Associations and institutions are welcome to apply to become members of the ALCC.
Preservation and digitisation are crucial to the continued importance of the Public Domain and libraries and archives are important players in the Public Domain.
As a new year starts books, music, visual art, films and other content move into the Public Domain. New Year’s Day is also Public Domain Day. 1 January each year is when these cultural objects join the countless volumes of content no longer protected by copyright that is available for everyone to share, use and adapt. Yet, for a lot of material in the Public Domain the biggest barrier to its productive reuse is obscurity. After all, you can’t make use of things you don’t know exist.
All copyright-protected material ultimately becomes part of the Public Domain, but a lot of the artefacts in it are held by libraries, archives, museums, galleries and cultural collections. Libraries, archives and other cultural institutions are charged with collecting, curating and preserving important cultural items so that future generations have access to their cultural heritage and can learn from them. These tangible links to the past provide insights into political and societal changes and the evolution of ideas.
Yet, knowing what is in a collection is the first hurdle. Historically, the second hurdle was getting to the collection’s premises. You were beholden to proximity; to access cultural heritage materials you needed to be privileged enough to be able to spend the time and money to travel to the collection’s physical location and arrange to see the material. With the digital age came the ability to make copies of collections material in digital formats that can easily be shared online. While online access is not a panacea, it makes a significant contribution to providing more equitable and convenient access to cultural heritage.
The journey cultural artefacts go through to become viewable online is often a complicated one. First, it must fall within the scope of what a cultural institution collects, and align with the institution’s current curatorial interpretation of their mandate. Then, the material must be able to be collected. The library, archive or collecting body may not be able to acquire or procure physical material or may be restricted from buying or licensing digital material such as e-books. If the material has made its way into the collection it is then subjected to careful storage, conservation and restoration practices. Each of these steps in the preservation of cultural heritage have benefited from digitisation of collections materials into digital formats. Digitisation has become an increasingly important part of cultural collection’s preservation programs.
While the preservation and digitisation of content that is protected by copyright is an important part of what cultural collections do, so is preserving and digitising material in the Public Domain. For so long much of this older material was limited to physical formats. As more of it is digitally reproduced and made available online it becomes more readily searchable and viewable.
Accompanying these digital versions are catalogue records and metadata that contribute to their searchability and enriches each item with added contextual information, descriptions and other details. Metadata and catalogue information make them easier to find and high-quality digital reproductions makes them able to be examined in detail without damaging and degrading the original item.

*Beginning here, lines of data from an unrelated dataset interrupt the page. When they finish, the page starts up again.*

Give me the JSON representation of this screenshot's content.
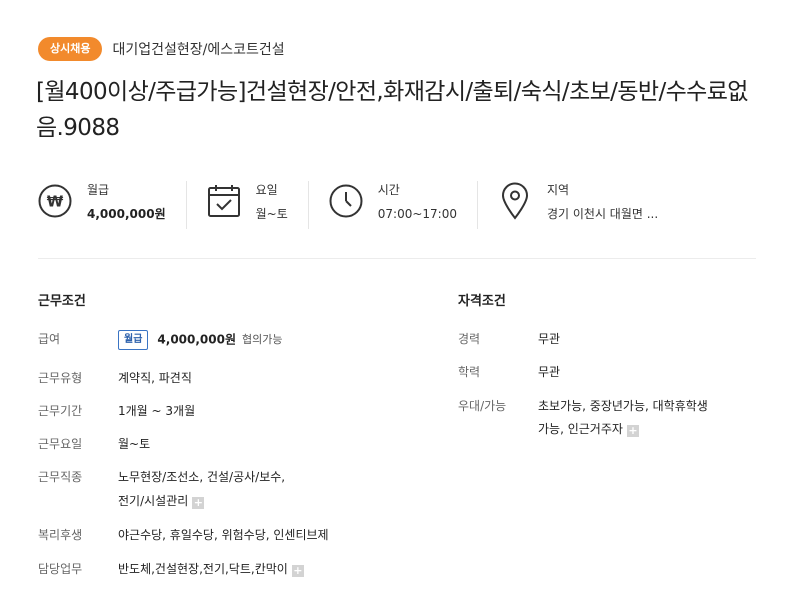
{
  "header": {
    "badge": "상시채용",
    "company": "대기업건설현장/에스코트건설",
    "title": "[월400이상/주급가능]건설현장/안전,화재감시/출퇴/숙식/초보/동반/수수료없음.9088"
  },
  "summary": [
    {
      "icon": "won-icon",
      "label": "월급",
      "value": "4,000,000원"
    },
    {
      "icon": "calendar-check-icon",
      "label": "요일",
      "value": "월~토"
    },
    {
      "icon": "clock-icon",
      "label": "시간",
      "value": "07:00~17:00"
    },
    {
      "icon": "location-pin-icon",
      "label": "지역",
      "value": "경기 이천시 대월면 ..."
    }
  ],
  "work_conditions": {
    "title": "근무조건",
    "pay": {
      "label": "급여",
      "tag": "월급",
      "amount": "4,000,000원",
      "note": "협의가능"
    },
    "rows": [
      {
        "label": "근무유형",
        "value": "계약직, 파견직"
      },
      {
        "label": "근무기간",
        "value": "1개월 ~ 3개월"
      },
      {
        "label": "근무요일",
        "value": "월~토"
      },
      {
        "label": "근무직종",
        "value": "노무현장/조선소, 건설/공사/보수,",
        "value2": "전기/시설관리"
      },
      {
        "label": "복리후생",
        "value": "야근수당, 휴일수당, 위험수당, 인센티브제"
      },
      {
        "label": "담당업무",
        "value": "반도체,건설현장,전기,닥트,칸막이"
      }
    ]
  },
  "qualifications": {
    "title": "자격조건",
    "rows": [
      {
        "label": "경력",
        "value": "무관"
      },
      {
        "label": "학력",
        "value": "무관"
      },
      {
        "label": "우대/가능",
        "value": "초보가능, 중장년가능, 대학휴학생",
        "value2": "가능, 인근거주자"
      }
    ]
  },
  "colors": {
    "badge": "#f28a2c",
    "pay_tag": "#3a74c4"
  }
}
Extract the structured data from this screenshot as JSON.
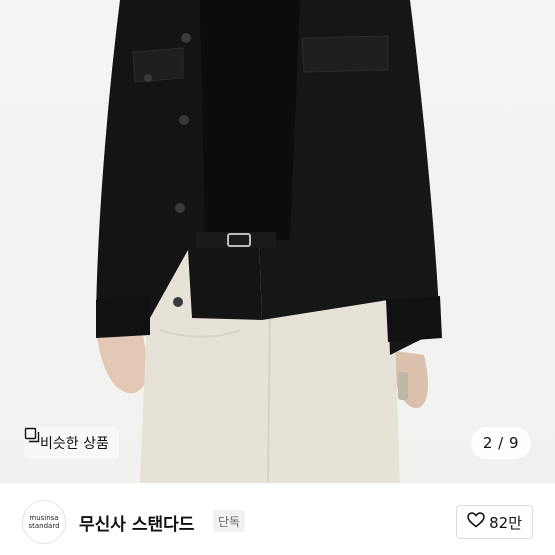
{
  "colors": {
    "jacket": "#141414",
    "pants": "#e6e2d8",
    "skin": "#e3c8b6",
    "background": "#f3f3f2",
    "badge_bg": "#f1f1f1"
  },
  "image": {
    "similar_button_label": "비슷한 상품",
    "similar_icon": "copy-icon",
    "counter": "2 / 9"
  },
  "brand": {
    "logo_line1": "musinsa",
    "logo_line2": "standard",
    "name": "무신사 스탠다드",
    "badge": "단독",
    "like_icon": "heart-icon",
    "like_count": "82만"
  }
}
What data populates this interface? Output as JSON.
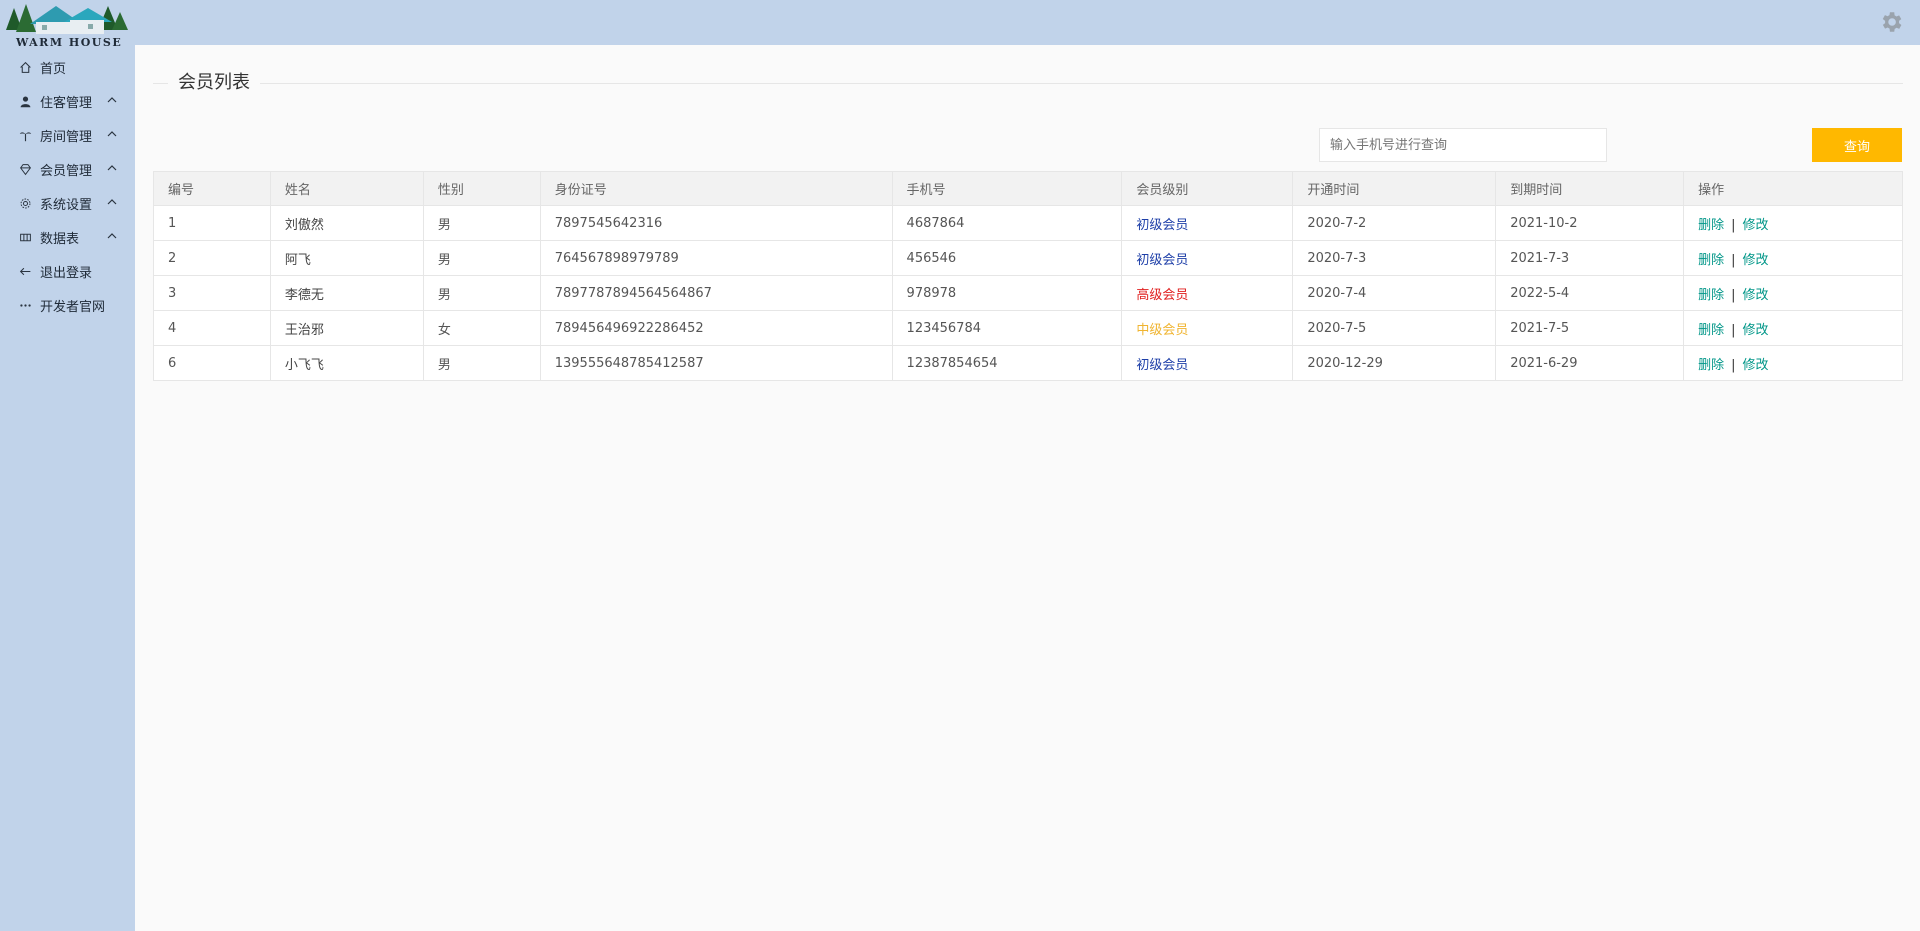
{
  "logo": {
    "text": "WARM HOUSE"
  },
  "sidebar": {
    "items": [
      {
        "label": "首页",
        "icon": "home-icon",
        "has_children": false
      },
      {
        "label": "住客管理",
        "icon": "user-icon",
        "has_children": true
      },
      {
        "label": "房间管理",
        "icon": "palm-tree-icon",
        "has_children": true
      },
      {
        "label": "会员管理",
        "icon": "diamond-icon",
        "has_children": true
      },
      {
        "label": "系统设置",
        "icon": "settings-icon",
        "has_children": true
      },
      {
        "label": "数据表",
        "icon": "table-icon",
        "has_children": true
      },
      {
        "label": "退出登录",
        "icon": "arrow-left-icon",
        "has_children": false
      },
      {
        "label": "开发者官网",
        "icon": "more-icon",
        "has_children": false
      }
    ]
  },
  "main": {
    "title": "会员列表",
    "search": {
      "placeholder": "输入手机号进行查询",
      "value": ""
    },
    "search_button": "查询"
  },
  "table": {
    "columns": [
      "编号",
      "姓名",
      "性别",
      "身份证号",
      "手机号",
      "会员级别",
      "开通时间",
      "到期时间",
      "操作"
    ],
    "rows": [
      {
        "id": "1",
        "name": "刘傲然",
        "gender": "男",
        "idcard": "7897545642316",
        "phone": "4687864",
        "level": "初级会员",
        "level_color": "#1e3fa8",
        "start": "2020-7-2",
        "end": "2021-10-2"
      },
      {
        "id": "2",
        "name": "阿飞",
        "gender": "男",
        "idcard": "764567898979789",
        "phone": "456546",
        "level": "初级会员",
        "level_color": "#1e3fa8",
        "start": "2020-7-3",
        "end": "2021-7-3"
      },
      {
        "id": "3",
        "name": "李德无",
        "gender": "男",
        "idcard": "7897787894564564867",
        "phone": "978978",
        "level": "高级会员",
        "level_color": "#e02020",
        "start": "2020-7-4",
        "end": "2022-5-4"
      },
      {
        "id": "4",
        "name": "王治邪",
        "gender": "女",
        "idcard": "789456496922286452",
        "phone": "123456784",
        "level": "中级会员",
        "level_color": "#f0b430",
        "start": "2020-7-5",
        "end": "2021-7-5"
      },
      {
        "id": "6",
        "name": "小飞飞",
        "gender": "男",
        "idcard": "139555648785412587",
        "phone": "12387854654",
        "level": "初级会员",
        "level_color": "#1e3fa8",
        "start": "2020-12-29",
        "end": "2021-6-29"
      }
    ],
    "actions": {
      "delete": "删除",
      "separator": "|",
      "edit": "修改"
    }
  },
  "colors": {
    "sidebar_bg": "#c1d3ea",
    "accent_button": "#ffb800",
    "action_link": "#009688"
  }
}
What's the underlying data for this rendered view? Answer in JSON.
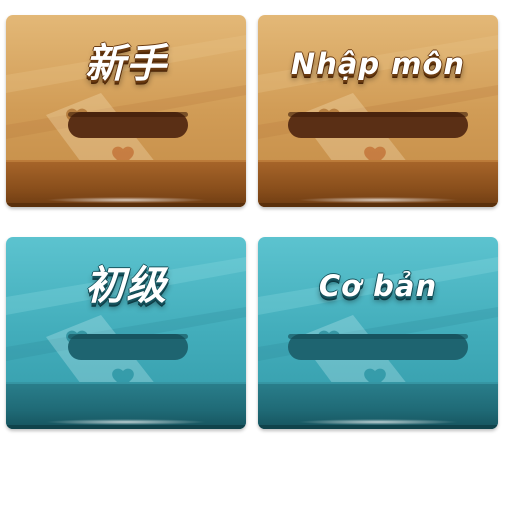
{
  "cards": [
    {
      "label": "新手",
      "theme": "gold"
    },
    {
      "label": "Nhập môn",
      "theme": "gold"
    },
    {
      "label": "初级",
      "theme": "teal"
    },
    {
      "label": "Cơ bản",
      "theme": "teal"
    }
  ],
  "colors": {
    "gold_top": "#dcae6c",
    "gold_mid": "#c98f4a",
    "gold_band": "#9a5a22",
    "gold_pill": "#5a2f15",
    "teal_top": "#4fb7c4",
    "teal_mid": "#3aa2b1",
    "teal_band": "#1f6c78",
    "teal_pill": "#1e6470"
  }
}
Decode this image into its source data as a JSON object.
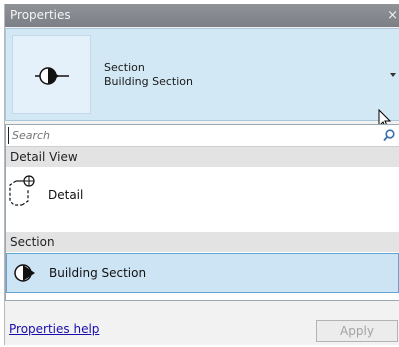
{
  "window": {
    "title": "Properties",
    "close_glyph": "×"
  },
  "type_selector": {
    "family": "Section",
    "type": "Building Section",
    "icon": "section-marker-icon"
  },
  "search": {
    "placeholder": "Search"
  },
  "groups": [
    {
      "label": "Detail View",
      "items": [
        {
          "label": "Detail",
          "icon": "detail-callout-icon"
        }
      ]
    },
    {
      "label": "Section",
      "items": [
        {
          "label": "Building Section",
          "icon": "section-marker-icon",
          "selected": true
        }
      ]
    }
  ],
  "footer": {
    "help_link": "Properties help",
    "apply_label": "Apply"
  },
  "colors": {
    "selector_background": "#d3e8f5",
    "selected_item_background": "#cde4f5",
    "selected_item_border": "#62a3d3",
    "link": "#1a0dab"
  }
}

Suddenly, rare historical documents, newspapers, magazines, government documents, personal letters, diaries and journals, recipe books, forgotten photographs and so much more content held in a building somewhere can be found using search terms and filters and viewed online by anyone with an internet connection, no matter their location or socioeconomic background. This digital access empowers artists, students, educators, researchers, historians, documentarians, innovators and everyone else to find and make use of our rich Public Domain.
A proactive approach to digitisation aligns with the principles of stewardship, safeguarding important cultural objects and guaranteeing the continuity of our cultural heritage. Plus it supports new kinds of uses of this material. For academic researchers for example, digitised content accelerates the pace of scholarly inquiry, facilitating interdisciplinary research and the creation of new knowledge.
Despite the enthusiastic uptake of digitisation by many cultural heritage institutions, so much of Australia’s vibrant Public Domain is not available online. The National Library of Australia, for example, reports that less than 10 per cent of its physical collections have been digitised. Copyright considerations coupled with the cost of digitisation and technical and human resources limitations play a big part in what gets digitised, and what of that is accessible by the Australian public.
The Public Domain is important. Libraries, archives and cultural collections are the right place to focus investment on digitising the Public Domain. Few if any other players have the right incentives in place to want to spend time, effort and money making material no longer protected by copyright widely available to the public. The potential rewards to be gained from more complete digitisation of Australia’s cultural collections are too great to ignore. Digitisation is a collective investment in our shared cultural legacy. Knowledge is power, and in the Public Domain that power belongs to everyone.